Atletico Madrid striker Luis Suarez has told ESPN that he’ll be the one to decide when it’s time to retire, as he tops the La Liga goalscoring charts after a summer in which “some people” questioned whether he was still capable of performing at the highest level.
Suarez left Barcelona on a free transfer last September after coach Ronald Koeman told the 34-year-old that he was no longer part of the club’s plans.
The striker joined Atletico, and his goals — 16 from 18 appearances, making him La Liga’s top scorer ahead of close friend Lionel Messi — have fired them to the top of the table.
“I still feel like I’m enjoying this moment that I’m in today, in football’s elite,” Suarez told ESPN, at an event organised by Puma. “Being at Atletico, you’re in football’s elite. Some people didn’t believe that I could still be at this level. I’ve got the same enthusiasm.
“I hope that this year, next year and for however many years it is, I keep competing and giving my best, until you realise that you’ve gone as far as you can. But no one will get rid of me. I’ll decide when I go.”
Suarez believes that his stubborn nature — which pushed him to prove his doubters wrong last summer — has been key to his success from the very start.
“I’m one of those players who has always characterised himself as being stubborn,” Suarez said. “When I try something two, three, four times and it doesn’t work out, I’m not one of those players who will let their head drop, who will disappear. I’ll keep trying, because I’ve been that way since I was a kid.
“I used to get criticised when I was 18 years old and the coaches I had, like (Suarez’s coach at Nacional in 2005-06) Martin Lasarte, used to say: ‘Don’t look at the goals that the 18-year old kid is missing, if he misses seven or eight. Focus on the fact that he’s still trying a third time, or a fourth time. That’s what will make him go far.’ Those words stayed with me and I will be like that, I am like that.”

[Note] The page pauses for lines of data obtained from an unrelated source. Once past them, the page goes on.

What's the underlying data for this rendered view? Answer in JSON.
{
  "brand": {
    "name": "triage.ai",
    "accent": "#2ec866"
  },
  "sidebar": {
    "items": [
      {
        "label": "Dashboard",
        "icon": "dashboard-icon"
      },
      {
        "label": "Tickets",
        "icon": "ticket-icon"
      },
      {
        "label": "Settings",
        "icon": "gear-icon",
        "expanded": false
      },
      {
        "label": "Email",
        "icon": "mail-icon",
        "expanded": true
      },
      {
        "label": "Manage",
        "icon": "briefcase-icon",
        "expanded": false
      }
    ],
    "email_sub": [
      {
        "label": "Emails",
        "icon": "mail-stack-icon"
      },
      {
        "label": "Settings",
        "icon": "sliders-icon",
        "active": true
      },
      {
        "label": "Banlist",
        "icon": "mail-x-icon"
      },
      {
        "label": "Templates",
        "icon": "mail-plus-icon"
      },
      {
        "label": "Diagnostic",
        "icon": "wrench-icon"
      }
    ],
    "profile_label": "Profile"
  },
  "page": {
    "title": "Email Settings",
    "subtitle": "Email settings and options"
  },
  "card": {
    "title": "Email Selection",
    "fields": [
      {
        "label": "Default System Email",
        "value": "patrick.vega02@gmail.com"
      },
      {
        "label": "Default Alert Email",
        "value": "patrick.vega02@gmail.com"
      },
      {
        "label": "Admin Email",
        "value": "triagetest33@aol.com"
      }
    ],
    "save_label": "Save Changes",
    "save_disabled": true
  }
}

Luis Suarez says he’ll be the one to decide when he’s no longer good enough for the best teams.
Even Suarez, though, admits that he’s been surprised by how well this campaign has gone.
“I didn’t expect to be in this moment that I’m in with Atletico today, but I’m enjoying it a lot,” he said. “I’m grateful because the coaching staff and my teammates believe in me, they trust me, and that is something that you try to repay with goals.”
The role of Atletico coach Diego Simeone was also critical in convincing Suarez to move to Madrid after six years at Barcelona.
“Each coach obviously has their own way of being, their own football philosophy. [He] is a coach who gives players a lot of confidence, he makes you give more than you thought you could,” he said. “When it comes to preparing for matches, he corrects a lot of things. Even for me, at my age, he still corrects me and I accept it without any problem at all, because he’s the coach for a reason.
“At my age you could think that you know everything, you’ve done it all, but there are tactical details that you have to learn. That’s what the coach is there for.”
In his Argentinian manager, the Uruguay international said he has found a kindred spirit.
“Uruguayans and Argentinians have an intense way of experiencing matches. That doesn’t change much,” Suarez said. “What changes is that sometimes you have a coach who can explain a situation to you, who tells you ‘if you make a run in between those two defenders, you can get a chance to score.’ A coach can talk to you like that.
“But then another coach will tell you ‘make a run between those two defenders, and you’ll score, and then you’ll score two or three more.’ They’re the coaches that motivate you, they excite you, they’re the messages that stick with you and help you a lot.”